For Seniors: How to Use the Computer Mouse
With a computer, you use both a keyboard and a mouse to enter text and give commands to the computer. Though you may have used a keyboard of some type, a mouse may be new to you, and frankly, it takes a little getting used to.
In effect, when you move your mouse around on your desk (or in some models, roll a ball on top of the mouse), a corresponding mouse pointer moves around your computer screen. You control the actions of that pointer by using the right and left buttons on the mouse.
Here are the main functions of a mouse and how to control them:
Clicking: When people say “click,” they mean “press and release the left mouse button.” Clicking has a variety of uses. You can click while in a document to move the insertion point, a little line that indicates where your next action will take place. For example, you might click in front of a word you already typed and then type another word to appear before it in a letter.
Clicking is also used in various windows to select check boxes or radio buttons (also called option buttons) to turn features on or off or to select an object such as a picture or table in your document.
Right-clicking: If you click the right mouse button, Windows displays a shortcut menu that is specific to the item you clicked. For example, if you right-click a picture, the menu that appears gives you options for working with the picture. If you right-click the Windows desktop, the menu that appears lets you choose commands that display a different view or change desktop properties.

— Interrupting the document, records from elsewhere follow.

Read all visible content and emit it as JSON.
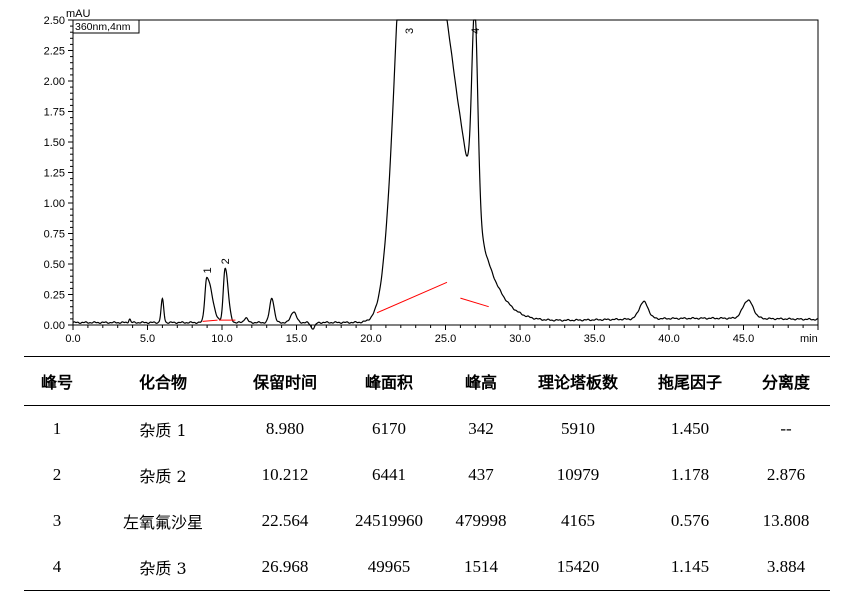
{
  "chart_data": {
    "type": "line",
    "ylabel": "mAU",
    "xlabel": "min",
    "detector_label": "360nm,4nm",
    "xlim": [
      0,
      50
    ],
    "ylim": [
      0,
      2.5
    ],
    "x_ticks": [
      0.0,
      5.0,
      10.0,
      15.0,
      20.0,
      25.0,
      30.0,
      35.0,
      40.0,
      45.0
    ],
    "x_tick_labels": [
      "0.0",
      "5.0",
      "10.0",
      "15.0",
      "20.0",
      "25.0",
      "30.0",
      "35.0",
      "40.0",
      "45.0"
    ],
    "y_ticks": [
      0.0,
      0.25,
      0.5,
      0.75,
      1.0,
      1.25,
      1.5,
      1.75,
      2.0,
      2.25,
      2.5
    ],
    "y_tick_labels": [
      "0.00",
      "0.25",
      "0.50",
      "0.75",
      "1.00",
      "1.25",
      "1.50",
      "1.75",
      "2.00",
      "2.25",
      "2.50"
    ],
    "baseline_level": 0.02,
    "peaks": [
      {
        "t": 3.8,
        "h": 0.03,
        "w": 0.06
      },
      {
        "t": 6.0,
        "h": 0.19,
        "w": 0.09
      },
      {
        "t": 8.98,
        "h": 0.37,
        "w": 0.13,
        "tail": 0.35
      },
      {
        "t": 10.21,
        "h": 0.45,
        "w": 0.12,
        "tail": 0.2
      },
      {
        "t": 11.6,
        "h": 0.04,
        "w": 0.12
      },
      {
        "t": 13.35,
        "h": 0.2,
        "w": 0.15
      },
      {
        "t": 14.8,
        "h": 0.09,
        "w": 0.18
      },
      {
        "t": 22.56,
        "h": 4.0,
        "w": 0.85,
        "tail": 2.6
      },
      {
        "t": 26.97,
        "h": 1.62,
        "w": 0.2,
        "tail": 0.2
      },
      {
        "t": 38.3,
        "h": 0.14,
        "w": 0.3
      },
      {
        "t": 45.3,
        "h": 0.15,
        "w": 0.34
      }
    ],
    "dips": [
      {
        "t": 16.1,
        "h": -0.05,
        "w": 0.14
      }
    ],
    "peak_labels": [
      {
        "label": "1",
        "t": 8.98
      },
      {
        "label": "2",
        "t": 10.21
      },
      {
        "label": "3",
        "t": 22.56
      },
      {
        "label": "4",
        "t": 26.97
      }
    ],
    "baseline_segments": [
      {
        "x1": 8.7,
        "y1": 0.03,
        "x2": 9.7,
        "y2": 0.04
      },
      {
        "x1": 9.8,
        "y1": 0.04,
        "x2": 10.9,
        "y2": 0.04
      },
      {
        "x1": 20.4,
        "y1": 0.1,
        "x2": 25.1,
        "y2": 0.35
      },
      {
        "x1": 26.0,
        "y1": 0.22,
        "x2": 27.9,
        "y2": 0.15
      }
    ],
    "colors": {
      "trace": "#000000",
      "baseline": "#ff0000",
      "axis": "#000000"
    }
  },
  "table": {
    "headers": [
      "峰号",
      "化合物",
      "保留时间",
      "峰面积",
      "峰高",
      "理论塔板数",
      "拖尾因子",
      "分离度"
    ],
    "rows": [
      [
        "1",
        "杂质 1",
        "8.980",
        "6170",
        "342",
        "5910",
        "1.450",
        "--"
      ],
      [
        "2",
        "杂质 2",
        "10.212",
        "6441",
        "437",
        "10979",
        "1.178",
        "2.876"
      ],
      [
        "3",
        "左氧氟沙星",
        "22.564",
        "24519960",
        "479998",
        "4165",
        "0.576",
        "13.808"
      ],
      [
        "4",
        "杂质 3",
        "26.968",
        "49965",
        "1514",
        "15420",
        "1.145",
        "3.884"
      ]
    ]
  }
}
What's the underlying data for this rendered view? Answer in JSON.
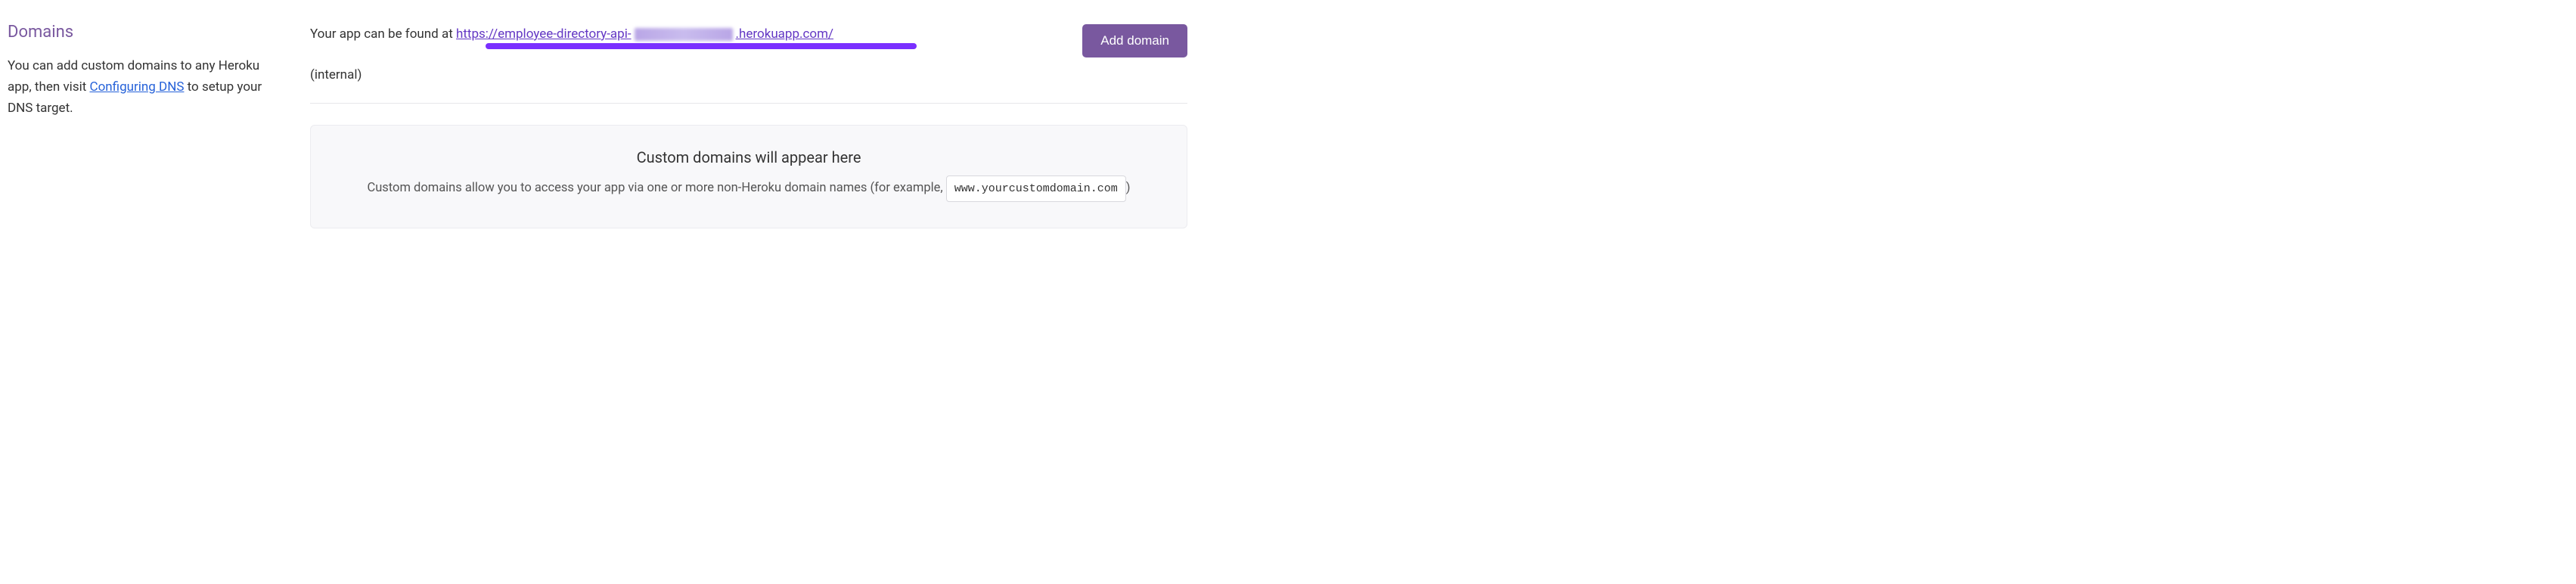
{
  "sidebar": {
    "title": "Domains",
    "desc_before": "You can add custom domains to any Heroku app, then visit ",
    "desc_link": "Configuring DNS",
    "desc_after": " to setup your DNS target."
  },
  "header": {
    "prefix": "Your app can be found at ",
    "url_part1": "https://employee-directory-api-",
    "url_part2": ".herokuapp.com/",
    "suffix": "(internal)",
    "add_button": "Add domain"
  },
  "empty_state": {
    "title": "Custom domains will appear here",
    "desc_before": "Custom domains allow you to access your app via one or more non-Heroku domain names (for example, ",
    "example_code": "www.yourcustomdomain.com",
    "desc_after": ")"
  }
}
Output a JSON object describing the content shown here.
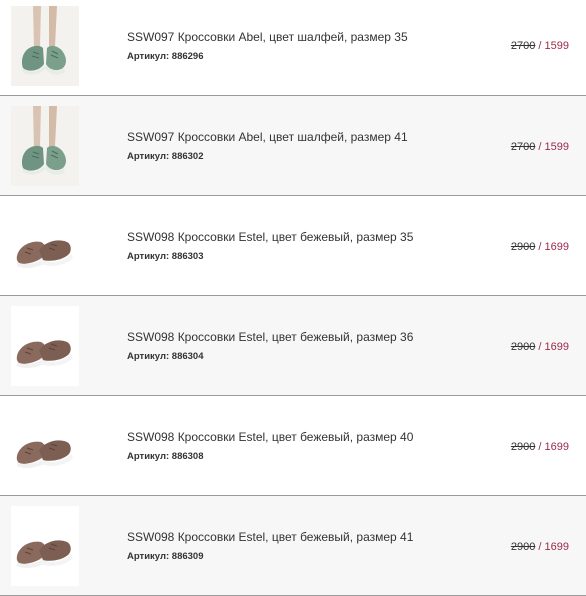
{
  "items": [
    {
      "title": "SSW097 Кроссовки Abel, цвет шалфей, размер 35",
      "sku_label": "Артикул:",
      "sku": "886296",
      "old_price": "2700",
      "sep": "/",
      "new_price": "1599",
      "image": "green-sneaker-on-foot"
    },
    {
      "title": "SSW097 Кроссовки Abel, цвет шалфей, размер 41",
      "sku_label": "Артикул:",
      "sku": "886302",
      "old_price": "2700",
      "sep": "/",
      "new_price": "1599",
      "image": "green-sneaker-on-foot"
    },
    {
      "title": "SSW098 Кроссовки Estel, цвет бежевый, размер 35",
      "sku_label": "Артикул:",
      "sku": "886303",
      "old_price": "2900",
      "sep": "/",
      "new_price": "1699",
      "image": "brown-sneakers-pair"
    },
    {
      "title": "SSW098 Кроссовки Estel, цвет бежевый, размер 36",
      "sku_label": "Артикул:",
      "sku": "886304",
      "old_price": "2900",
      "sep": "/",
      "new_price": "1699",
      "image": "brown-sneakers-pair"
    },
    {
      "title": "SSW098 Кроссовки Estel, цвет бежевый, размер 40",
      "sku_label": "Артикул:",
      "sku": "886308",
      "old_price": "2900",
      "sep": "/",
      "new_price": "1699",
      "image": "brown-sneakers-pair"
    },
    {
      "title": "SSW098 Кроссовки Estel, цвет бежевый, размер 41",
      "sku_label": "Артикул:",
      "sku": "886309",
      "old_price": "2900",
      "sep": "/",
      "new_price": "1699",
      "image": "brown-sneakers-pair"
    }
  ],
  "colors": {
    "accent": "#9c2a4a",
    "text": "#333333",
    "divider": "#9a9a9a",
    "alt_row": "#f7f7f7"
  }
}
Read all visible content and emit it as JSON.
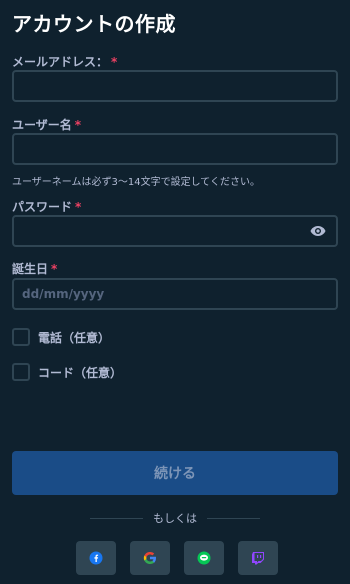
{
  "page": {
    "title": "アカウントの作成"
  },
  "form": {
    "email": {
      "label": "メールアドレス：",
      "required_mark": "*",
      "value": "",
      "placeholder": ""
    },
    "username": {
      "label": "ユーザー名",
      "required_mark": "*",
      "value": "",
      "placeholder": "",
      "hint": "ユーザーネームは必ず3〜14文字で設定してください。"
    },
    "password": {
      "label": "パスワード",
      "required_mark": "*",
      "value": "",
      "placeholder": ""
    },
    "birthday": {
      "label": "誕生日",
      "required_mark": "*",
      "value": "",
      "placeholder": "dd/mm/yyyy"
    },
    "options": [
      {
        "label": "電話（任意）",
        "checked": false
      },
      {
        "label": "コード（任意）",
        "checked": false
      }
    ],
    "continue_label": "続ける",
    "divider_text": "もしくは"
  },
  "social": [
    {
      "icon": "facebook-icon",
      "color": "#1877f2"
    },
    {
      "icon": "google-icon",
      "color": "#4285f4"
    },
    {
      "icon": "line-icon",
      "color": "#06c755"
    },
    {
      "icon": "twitch-icon",
      "color": "#9146ff"
    }
  ],
  "colors": {
    "background": "#0f212e",
    "input_border": "#2f4553",
    "required": "#ed4163",
    "primary_button": "#1a4c87"
  }
}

Clicking and dragging: To click and drag, you press and continue to hold down the left mouse button and then move (drag) the mouse to another location. For example, you can click in a document and drag your mouse up, down, right, or left to highlight contents of your document.
This highlighted text is selected, meaning that any action you perform, such as pressing the Delete key on your keyboard or clicking a button for bold formatting, is performed on the selected text.
Scrolling: Many mouse models have a wheel in the center that you can roll up or down to scroll through a document or Web site on your screen. Just roll the wheel down to move through pages going forward or scroll up to move backward in your document.